The optical coating is generally the source of failure in a high-power laser system. Most fail because of the presence of absorption sites within the coating, at the coating’s interface with the substrate, or at the interface with the air. Such sites absorb the laser energy, heat up, and either melt or fracture the optic, usually causing catastrophic system failure (Figure 2).

There are also noncatastrophic failures, such as plasma burn. These are typically the result of unoxidized 1- to 5μm metallic nodules - small defect areas inherent to the coating material. Some manufacturers intentionally subject their coated elements to powers sufficient to trigger plasma burns to remove the defect nodules.

For high-power applications, coating designers choose materials with intrinsically low absorption at the relevant wavelengths. But the customer needs to be aware that the choice of coatings for high power is limited. Further, coatings for use with high-power ultraviolet (UV) lasers are made of different materials than those for use in the visible and near-infrared (IR). Materials for use in mid- and far-IR coatings are a third group.

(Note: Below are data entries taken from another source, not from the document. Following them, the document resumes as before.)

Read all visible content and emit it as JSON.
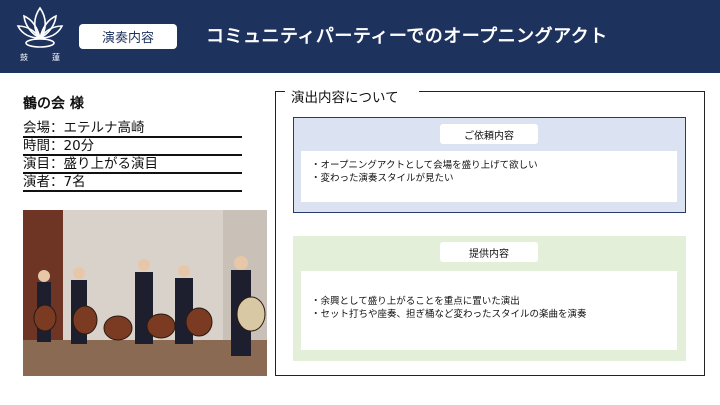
{
  "logo": {
    "char_left": "鼓",
    "char_right": "蓮"
  },
  "header": {
    "tag": "演奏内容",
    "title": "コミュニティパーティーでのオープニングアクト"
  },
  "client": "鶴の会 様",
  "info": [
    "会場：エテルナ高崎",
    "時間：20分",
    "演目：盛り上がる演目",
    "演者：7名"
  ],
  "panel": {
    "title": "演出内容について",
    "request": {
      "label": "ご依頼内容",
      "items": [
        "・オープニングアクトとして会場を盛り上げて欲しい",
        "・変わった演奏スタイルが見たい"
      ]
    },
    "offer": {
      "label": "提供内容",
      "items": [
        "・余興として盛り上がることを重点に置いた演出",
        "・セット打ちや座奏、担ぎ桶など変わったスタイルの楽曲を演奏"
      ]
    }
  },
  "colors": {
    "header_bg": "#1e325e",
    "request_bg": "#dbe3f2",
    "offer_bg": "#e4efd9"
  }
}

The core structure of high-reflection coatings is typically a repeating stack of high- and low-index layers, each a quarter-wavelength thick. Silicon dioxide (SiO2) is the generally accepted and ubiquitous choice for low-index layers. Choosing a material for high-index layers is not as straightforward, although dielectric metal oxides in general are preferred materials for UV, visible, and near-IR laser applications. Oxides of titanium, tantalum, zirconium, hafnium, scandium, and niobium are all popular high-index materials.

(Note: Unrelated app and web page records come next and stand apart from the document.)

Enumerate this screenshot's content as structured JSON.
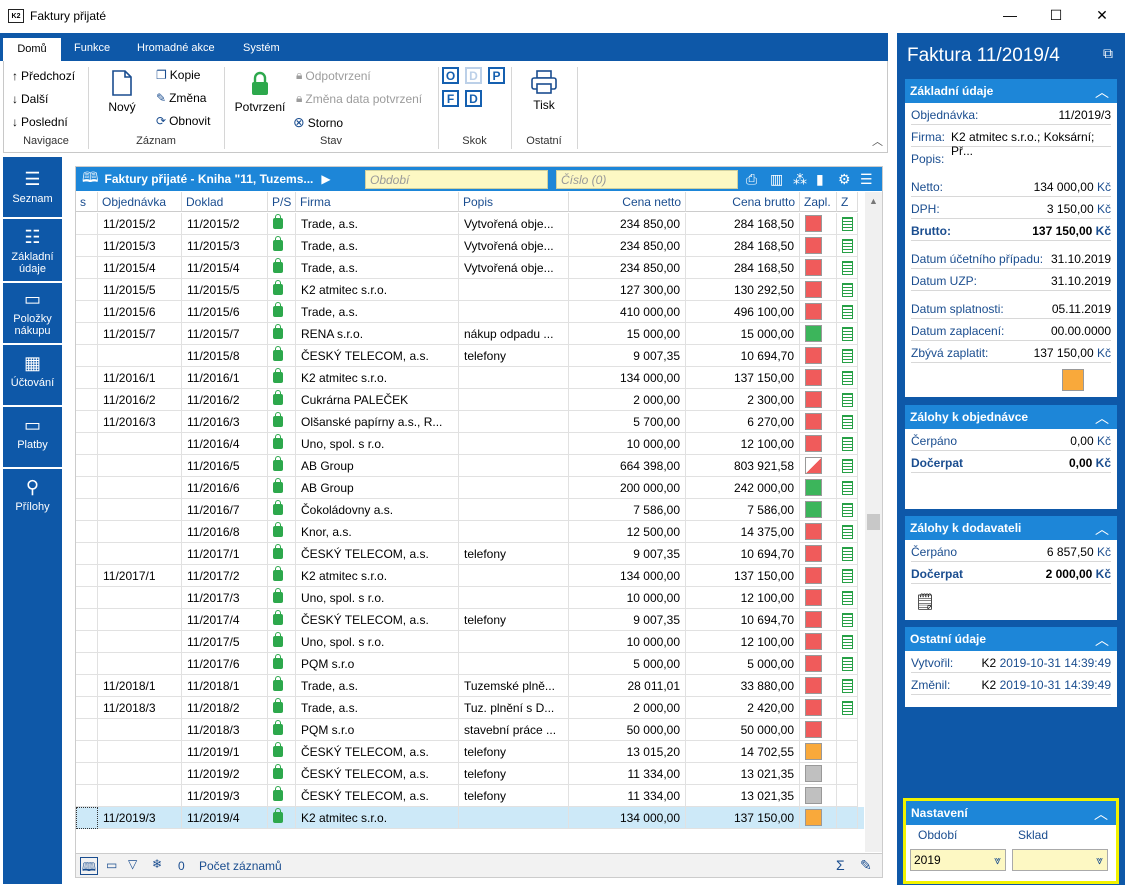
{
  "window": {
    "title": "Faktury přijaté",
    "logo": "K2",
    "minimize": "—",
    "maximize": "☐",
    "close": "✕"
  },
  "ribbon": {
    "tabs": [
      "Domů",
      "Funkce",
      "Hromadné akce",
      "Systém"
    ],
    "navigace": {
      "label": "Navigace",
      "prev": "Předchozí",
      "next": "Další",
      "last": "Poslední"
    },
    "zaznam": {
      "label": "Záznam",
      "new": "Nový",
      "copy": "Kopie",
      "change": "Změna",
      "refresh": "Obnovit"
    },
    "stav": {
      "label": "Stav",
      "confirm": "Potvrzení",
      "unconfirm": "Odpotvrzení",
      "change_date": "Změna data potvrzení",
      "storno": "Storno"
    },
    "skok": {
      "label": "Skok",
      "letters": [
        "O",
        "D",
        "P",
        "F",
        "D"
      ]
    },
    "ostatni": {
      "label": "Ostatní",
      "print": "Tisk"
    }
  },
  "leftnav": [
    {
      "label": "Seznam",
      "icon": "list-icon"
    },
    {
      "label": "Základní údaje",
      "icon": "details-icon"
    },
    {
      "label": "Položky nákupu",
      "icon": "box-icon"
    },
    {
      "label": "Účtování",
      "icon": "calculator-icon"
    },
    {
      "label": "Platby",
      "icon": "archive-icon"
    },
    {
      "label": "Přílohy",
      "icon": "paperclip-icon"
    }
  ],
  "grid": {
    "title": "Faktury přijaté - Kniha \"11, Tuzems...",
    "period_placeholder": "Období",
    "number_placeholder": "Číslo (0)",
    "columns": [
      "s",
      "Objednávka",
      "Doklad",
      "P/S",
      "Firma",
      "Popis",
      "Cena netto",
      "Cena brutto",
      "Zapl.",
      "Z"
    ],
    "rows": [
      [
        "",
        "11/2015/2",
        "11/2015/2",
        "Trade, a.s.",
        "Vytvořená obje...",
        "234 850,00",
        "284 168,50",
        "red"
      ],
      [
        "",
        "11/2015/3",
        "11/2015/3",
        "Trade, a.s.",
        "Vytvořená obje...",
        "234 850,00",
        "284 168,50",
        "red"
      ],
      [
        "",
        "11/2015/4",
        "11/2015/4",
        "Trade, a.s.",
        "Vytvořená obje...",
        "234 850,00",
        "284 168,50",
        "red"
      ],
      [
        "",
        "11/2015/5",
        "11/2015/5",
        "K2 atmitec s.r.o.",
        "",
        "127 300,00",
        "130 292,50",
        "red"
      ],
      [
        "",
        "11/2015/6",
        "11/2015/6",
        "Trade, a.s.",
        "",
        "410 000,00",
        "496 100,00",
        "red"
      ],
      [
        "",
        "11/2015/7",
        "11/2015/7",
        "RENA s.r.o.",
        "nákup odpadu ...",
        "15 000,00",
        "15 000,00",
        "green"
      ],
      [
        "",
        "",
        "11/2015/8",
        "ČESKÝ TELECOM, a.s.",
        "telefony",
        "9 007,35",
        "10 694,70",
        "red"
      ],
      [
        "",
        "11/2016/1",
        "11/2016/1",
        "K2 atmitec s.r.o.",
        "",
        "134 000,00",
        "137 150,00",
        "red"
      ],
      [
        "",
        "11/2016/2",
        "11/2016/2",
        "Cukrárna PALEČEK",
        "",
        "2 000,00",
        "2 300,00",
        "red"
      ],
      [
        "",
        "11/2016/3",
        "11/2016/3",
        "Olšanské papírny a.s., R...",
        "",
        "5 700,00",
        "6 270,00",
        "red"
      ],
      [
        "",
        "",
        "11/2016/4",
        "Uno, spol. s r.o.",
        "",
        "10 000,00",
        "12 100,00",
        "red"
      ],
      [
        "",
        "",
        "11/2016/5",
        "AB Group",
        "",
        "664 398,00",
        "803 921,58",
        "partial"
      ],
      [
        "",
        "",
        "11/2016/6",
        "AB Group",
        "",
        "200 000,00",
        "242 000,00",
        "green"
      ],
      [
        "",
        "",
        "11/2016/7",
        "Čokoládovny a.s.",
        "",
        "7 586,00",
        "7 586,00",
        "green"
      ],
      [
        "",
        "",
        "11/2016/8",
        "Knor, a.s.",
        "",
        "12 500,00",
        "14 375,00",
        "red"
      ],
      [
        "",
        "",
        "11/2017/1",
        "ČESKÝ TELECOM, a.s.",
        "telefony",
        "9 007,35",
        "10 694,70",
        "red"
      ],
      [
        "",
        "11/2017/1",
        "11/2017/2",
        "K2 atmitec s.r.o.",
        "",
        "134 000,00",
        "137 150,00",
        "red"
      ],
      [
        "",
        "",
        "11/2017/3",
        "Uno, spol. s r.o.",
        "",
        "10 000,00",
        "12 100,00",
        "red"
      ],
      [
        "",
        "",
        "11/2017/4",
        "ČESKÝ TELECOM, a.s.",
        "telefony",
        "9 007,35",
        "10 694,70",
        "red"
      ],
      [
        "",
        "",
        "11/2017/5",
        "Uno, spol. s r.o.",
        "",
        "10 000,00",
        "12 100,00",
        "red"
      ],
      [
        "",
        "",
        "11/2017/6",
        "PQM s.r.o",
        "",
        "5 000,00",
        "5 000,00",
        "red"
      ],
      [
        "",
        "11/2018/1",
        "11/2018/1",
        "Trade, a.s.",
        "Tuzemské plně...",
        "28 011,01",
        "33 880,00",
        "red"
      ],
      [
        "",
        "11/2018/3",
        "11/2018/2",
        "Trade, a.s.",
        "Tuz. plnění s D...",
        "2 000,00",
        "2 420,00",
        "red"
      ],
      [
        "",
        "",
        "11/2018/3",
        "PQM s.r.o",
        "stavební práce ...",
        "50 000,00",
        "50 000,00",
        "red"
      ],
      [
        "",
        "",
        "11/2019/1",
        "ČESKÝ TELECOM, a.s.",
        "telefony",
        "13 015,20",
        "14 702,55",
        "orange"
      ],
      [
        "",
        "",
        "11/2019/2",
        "ČESKÝ TELECOM, a.s.",
        "telefony",
        "11 334,00",
        "13 021,35",
        "gray"
      ],
      [
        "",
        "",
        "11/2019/3",
        "ČESKÝ TELECOM, a.s.",
        "telefony",
        "11 334,00",
        "13 021,35",
        "gray"
      ],
      [
        "",
        "11/2019/3",
        "11/2019/4",
        "K2 atmitec s.r.o.",
        "",
        "134 000,00",
        "137 150,00",
        "orange"
      ]
    ],
    "bottom": {
      "count": "0",
      "records_label": "Počet záznamů",
      "sum": "Σ"
    }
  },
  "panel": {
    "title": "Faktura 11/2019/4",
    "zakladni": {
      "head": "Základní údaje",
      "objednavka_l": "Objednávka:",
      "objednavka_v": "11/2019/3",
      "firma_l": "Firma:",
      "firma_v": "K2 atmitec s.r.o.; Koksární; Př...",
      "popis_l": "Popis:",
      "netto_l": "Netto:",
      "netto_v": "134 000,00",
      "dph_l": "DPH:",
      "dph_v": "3 150,00",
      "brutto_l": "Brutto:",
      "brutto_v": "137 150,00",
      "ducp_l": "Datum účetního případu:",
      "ducp_v": "31.10.2019",
      "duzp_l": "Datum UZP:",
      "duzp_v": "31.10.2019",
      "dspl_l": "Datum splatnosti:",
      "dspl_v": "05.11.2019",
      "dzap_l": "Datum zaplacení:",
      "dzap_v": "00.00.0000",
      "zbyva_l": "Zbývá zaplatit:",
      "zbyva_v": "137 150,00",
      "currency": "Kč"
    },
    "zalohy_obj": {
      "head": "Zálohy k objednávce",
      "cerpano_l": "Čerpáno",
      "cerpano_v": "0,00",
      "docerpat_l": "Dočerpat",
      "docerpat_v": "0,00"
    },
    "zalohy_dod": {
      "head": "Zálohy k dodavateli",
      "cerpano_l": "Čerpáno",
      "cerpano_v": "6 857,50",
      "docerpat_l": "Dočerpat",
      "docerpat_v": "2 000,00"
    },
    "ostatni": {
      "head": "Ostatní údaje",
      "vytvoril_l": "Vytvořil:",
      "vytvoril_u": "K2",
      "vytvoril_d": "2019-10-31 14:39:49",
      "zmenil_l": "Změnil:",
      "zmenil_u": "K2",
      "zmenil_d": "2019-10-31 14:39:49"
    },
    "nastaveni": {
      "head": "Nastavení",
      "obdobi_l": "Období",
      "obdobi_v": "2019",
      "sklad_l": "Sklad",
      "sklad_v": ""
    }
  },
  "colors": {
    "accent": "#0e58a8",
    "header": "#1d86d8",
    "red": "#f05b5b",
    "green": "#3cb55b",
    "orange": "#f9a93b",
    "gray": "#c0c0c0",
    "highlight": "#f2f200"
  }
}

The design and fabrication of the coating can significantly alter the damage threshold. Simply adding a half-wave of low-index material (normally silicon dioxide) as the final layer, for instance, can result in measurably higher damage thresholds. The use of sputtering to apply dense coating layers rather than using ion-assisted evaporation has an even greater impact — up to a ten-fold improvement — by eliminating the inherent porous micro-structure present in evaporated filters. Sputtering also makes the outer surface less susceptible to damage from handling and cleaning.

With proper selection, then, medical laser system designers can obtain optical elements that maximize performance, safety, and reliability. The key is keeping in mind the high power density of lasers and their impact on the optical elements as well as the possibilities of scattering and interference that can affect delivery of power to the target.

This article was written by Greg Fales. Product Line Manager, and Kristin Vogt, Product Line Engineer, Edmund Optics (Barrington, NJ). For more information, contact Mr. Fales at This email address is being protected from spambots. You need JavaScript enabled to view it., Ms. Vogt at This email address is being protected from spambots. You need JavaScript enabled to view it., or visit .